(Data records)
********

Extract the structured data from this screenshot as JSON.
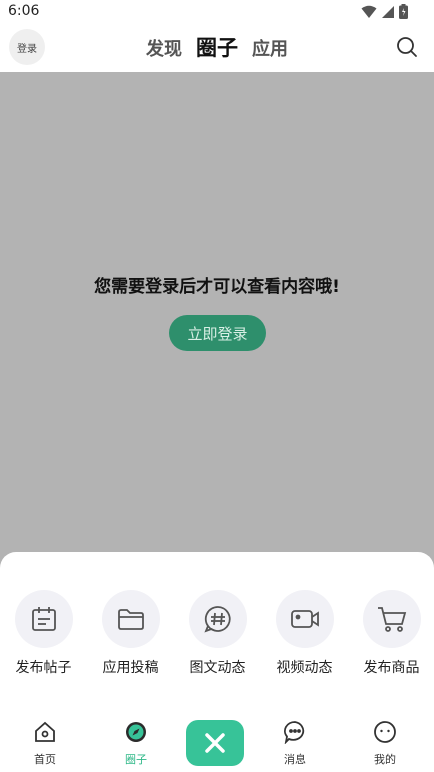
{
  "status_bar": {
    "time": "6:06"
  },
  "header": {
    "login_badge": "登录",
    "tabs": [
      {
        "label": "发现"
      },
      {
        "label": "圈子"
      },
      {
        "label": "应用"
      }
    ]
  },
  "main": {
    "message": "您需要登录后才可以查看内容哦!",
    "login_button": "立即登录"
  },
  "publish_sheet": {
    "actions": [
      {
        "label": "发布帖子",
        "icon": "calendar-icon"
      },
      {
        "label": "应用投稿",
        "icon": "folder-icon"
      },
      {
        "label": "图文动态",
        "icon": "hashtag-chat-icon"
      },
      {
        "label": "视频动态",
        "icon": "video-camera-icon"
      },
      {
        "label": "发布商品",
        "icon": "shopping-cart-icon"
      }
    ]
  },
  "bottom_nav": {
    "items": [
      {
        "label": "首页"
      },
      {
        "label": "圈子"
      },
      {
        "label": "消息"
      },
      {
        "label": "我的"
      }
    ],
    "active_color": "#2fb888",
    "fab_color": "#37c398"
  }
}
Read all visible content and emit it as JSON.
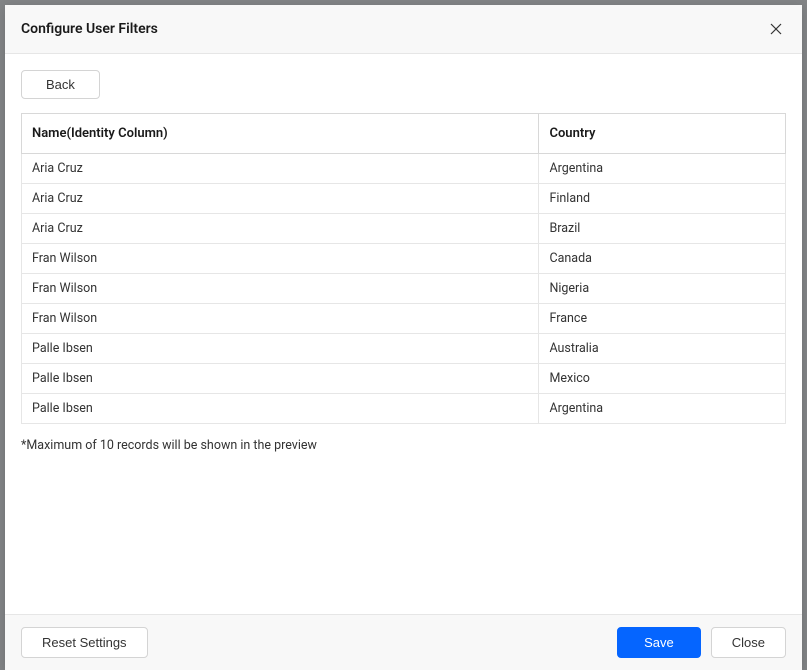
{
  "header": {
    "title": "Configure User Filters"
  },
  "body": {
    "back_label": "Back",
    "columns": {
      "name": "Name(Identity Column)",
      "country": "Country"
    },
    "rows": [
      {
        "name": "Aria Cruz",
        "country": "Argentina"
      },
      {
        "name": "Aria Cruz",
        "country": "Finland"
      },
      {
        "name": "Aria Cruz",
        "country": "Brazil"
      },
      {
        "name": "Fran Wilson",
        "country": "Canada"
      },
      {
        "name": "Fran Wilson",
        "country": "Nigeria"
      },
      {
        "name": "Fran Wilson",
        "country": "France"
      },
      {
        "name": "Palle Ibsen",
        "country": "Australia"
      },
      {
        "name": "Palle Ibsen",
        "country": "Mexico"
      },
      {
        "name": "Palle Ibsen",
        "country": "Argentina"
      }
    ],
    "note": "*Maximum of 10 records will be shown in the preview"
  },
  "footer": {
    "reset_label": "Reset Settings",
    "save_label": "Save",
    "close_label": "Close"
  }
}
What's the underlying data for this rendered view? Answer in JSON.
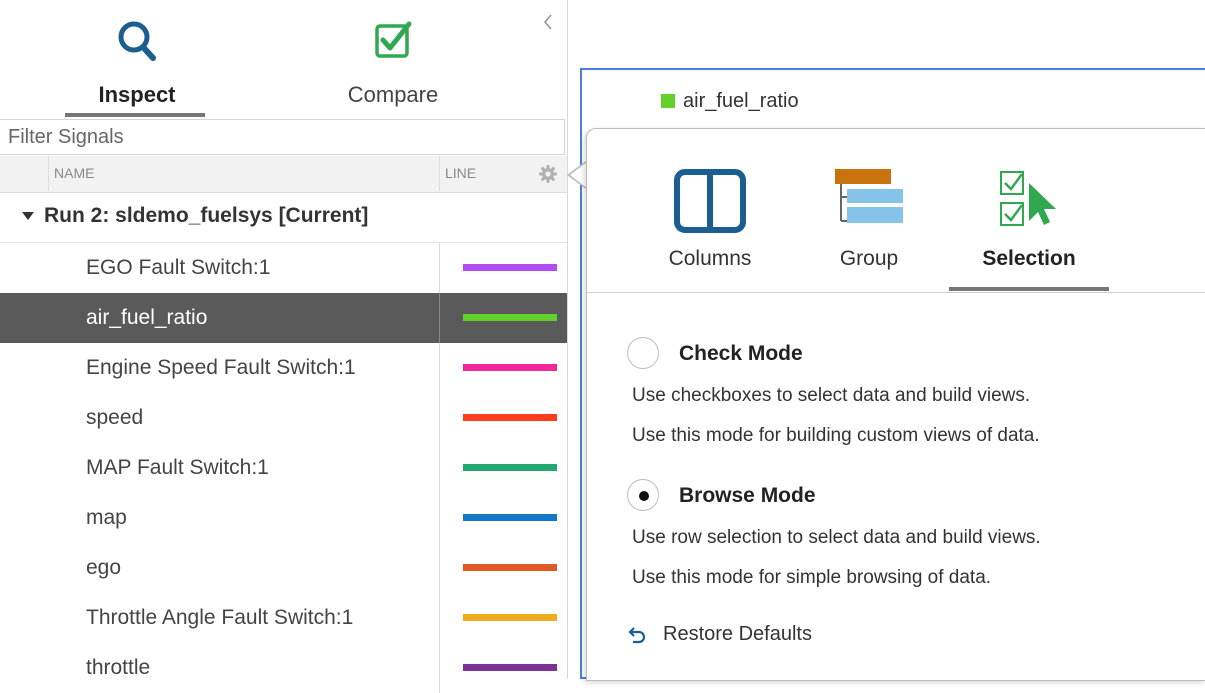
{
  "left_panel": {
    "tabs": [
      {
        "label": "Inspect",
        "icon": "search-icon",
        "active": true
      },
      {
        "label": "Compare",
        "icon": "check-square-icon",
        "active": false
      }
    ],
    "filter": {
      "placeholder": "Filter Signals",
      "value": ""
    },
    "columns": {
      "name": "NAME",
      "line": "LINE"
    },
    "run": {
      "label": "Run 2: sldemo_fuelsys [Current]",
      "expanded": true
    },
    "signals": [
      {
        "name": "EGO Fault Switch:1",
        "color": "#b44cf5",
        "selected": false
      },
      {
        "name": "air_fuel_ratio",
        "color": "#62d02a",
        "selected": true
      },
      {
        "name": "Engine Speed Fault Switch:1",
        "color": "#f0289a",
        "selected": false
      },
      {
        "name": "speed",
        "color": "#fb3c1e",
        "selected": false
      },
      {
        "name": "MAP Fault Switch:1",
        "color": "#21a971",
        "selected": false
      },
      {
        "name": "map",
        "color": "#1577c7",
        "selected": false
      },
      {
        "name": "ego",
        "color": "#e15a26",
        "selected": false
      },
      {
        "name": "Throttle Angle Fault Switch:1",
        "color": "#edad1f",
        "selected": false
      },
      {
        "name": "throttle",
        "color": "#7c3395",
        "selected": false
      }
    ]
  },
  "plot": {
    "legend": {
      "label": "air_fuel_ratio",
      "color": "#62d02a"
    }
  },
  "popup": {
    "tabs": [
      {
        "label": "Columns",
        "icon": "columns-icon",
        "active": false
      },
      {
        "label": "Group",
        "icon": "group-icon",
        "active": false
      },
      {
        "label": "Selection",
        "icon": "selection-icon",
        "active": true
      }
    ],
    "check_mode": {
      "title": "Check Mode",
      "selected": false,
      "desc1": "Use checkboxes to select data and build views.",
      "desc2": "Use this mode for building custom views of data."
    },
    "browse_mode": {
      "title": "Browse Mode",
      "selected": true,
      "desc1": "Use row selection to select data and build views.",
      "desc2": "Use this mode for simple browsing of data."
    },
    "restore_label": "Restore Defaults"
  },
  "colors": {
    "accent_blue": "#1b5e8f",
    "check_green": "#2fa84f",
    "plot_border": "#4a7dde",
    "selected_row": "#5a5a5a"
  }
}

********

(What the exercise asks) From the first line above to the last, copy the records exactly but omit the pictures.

(Written response)
Extract the structured data from this screenshot as JSON.
{
  "status_bar": {
    "time": "6:06"
  },
  "header": {
    "login_badge": "登录",
    "tabs": [
      {
        "label": "发现"
      },
      {
        "label": "圈子"
      },
      {
        "label": "应用"
      }
    ]
  },
  "main": {
    "message": "您需要登录后才可以查看内容哦!",
    "login_button": "立即登录"
  },
  "publish_sheet": {
    "actions": [
      {
        "label": "发布帖子",
        "icon": "calendar-icon"
      },
      {
        "label": "应用投稿",
        "icon": "folder-icon"
      },
      {
        "label": "图文动态",
        "icon": "hashtag-chat-icon"
      },
      {
        "label": "视频动态",
        "icon": "video-camera-icon"
      },
      {
        "label": "发布商品",
        "icon": "shopping-cart-icon"
      }
    ]
  },
  "bottom_nav": {
    "items": [
      {
        "label": "首页"
      },
      {
        "label": "圈子"
      },
      {
        "label": "消息"
      },
      {
        "label": "我的"
      }
    ],
    "active_color": "#2fb888",
    "fab_color": "#37c398"
  }
}
Read all visible content and emit it as JSON.
{
  "header": {
    "title": "Configure User Filters"
  },
  "body": {
    "back_label": "Back",
    "columns": {
      "name": "Name(Identity Column)",
      "country": "Country"
    },
    "rows": [
      {
        "name": "Aria Cruz",
        "country": "Argentina"
      },
      {
        "name": "Aria Cruz",
        "country": "Finland"
      },
      {
        "name": "Aria Cruz",
        "country": "Brazil"
      },
      {
        "name": "Fran Wilson",
        "country": "Canada"
      },
      {
        "name": "Fran Wilson",
        "country": "Nigeria"
      },
      {
        "name": "Fran Wilson",
        "country": "France"
      },
      {
        "name": "Palle Ibsen",
        "country": "Australia"
      },
      {
        "name": "Palle Ibsen",
        "country": "Mexico"
      },
      {
        "name": "Palle Ibsen",
        "country": "Argentina"
      }
    ],
    "note": "*Maximum of 10 records will be shown in the preview"
  },
  "footer": {
    "reset_label": "Reset Settings",
    "save_label": "Save",
    "close_label": "Close"
  }
}
What's the underlying data for this rendered view? Answer in JSON.
{
  "left_panel": {
    "tabs": [
      {
        "label": "Inspect",
        "icon": "search-icon",
        "active": true
      },
      {
        "label": "Compare",
        "icon": "check-square-icon",
        "active": false
      }
    ],
    "filter": {
      "placeholder": "Filter Signals",
      "value": ""
    },
    "columns": {
      "name": "NAME",
      "line": "LINE"
    },
    "run": {
      "label": "Run 2: sldemo_fuelsys [Current]",
      "expanded": true
    },
    "signals": [
      {
        "name": "EGO Fault Switch:1",
        "color": "#b44cf5",
        "selected": false
      },
      {
        "name": "air_fuel_ratio",
        "color": "#62d02a",
        "selected": true
      },
      {
        "name": "Engine Speed Fault Switch:1",
        "color": "#f0289a",
        "selected": false
      },
      {
        "name": "speed",
        "color": "#fb3c1e",
        "selected": false
      },
      {
        "name": "MAP Fault Switch:1",
        "color": "#21a971",
        "selected": false
      },
      {
        "name": "map",
        "color": "#1577c7",
        "selected": false
      },
      {
        "name": "ego",
        "color": "#e15a26",
        "selected": false
      },
      {
        "name": "Throttle Angle Fault Switch:1",
        "color": "#edad1f",
        "selected": false
      },
      {
        "name": "throttle",
        "color": "#7c3395",
        "selected": false
      }
    ]
  },
  "plot": {
    "legend": {
      "label": "air_fuel_ratio",
      "color": "#62d02a"
    }
  },
  "popup": {
    "tabs": [
      {
        "label": "Columns",
        "icon": "columns-icon",
        "active": false
      },
      {
        "label": "Group",
        "icon": "group-icon",
        "active": false
      },
      {
        "label": "Selection",
        "icon": "selection-icon",
        "active": true
      }
    ],
    "check_mode": {
      "title": "Check Mode",
      "selected": false,
      "desc1": "Use checkboxes to select data and build views.",
      "desc2": "Use this mode for building custom views of data."
    },
    "browse_mode": {
      "title": "Browse Mode",
      "selected": true,
      "desc1": "Use row selection to select data and build views.",
      "desc2": "Use this mode for simple browsing of data."
    },
    "restore_label": "Restore Defaults"
  },
  "colors": {
    "accent_blue": "#1b5e8f",
    "check_green": "#2fa84f",
    "plot_border": "#4a7dde",
    "selected_row": "#5a5a5a"
  }
}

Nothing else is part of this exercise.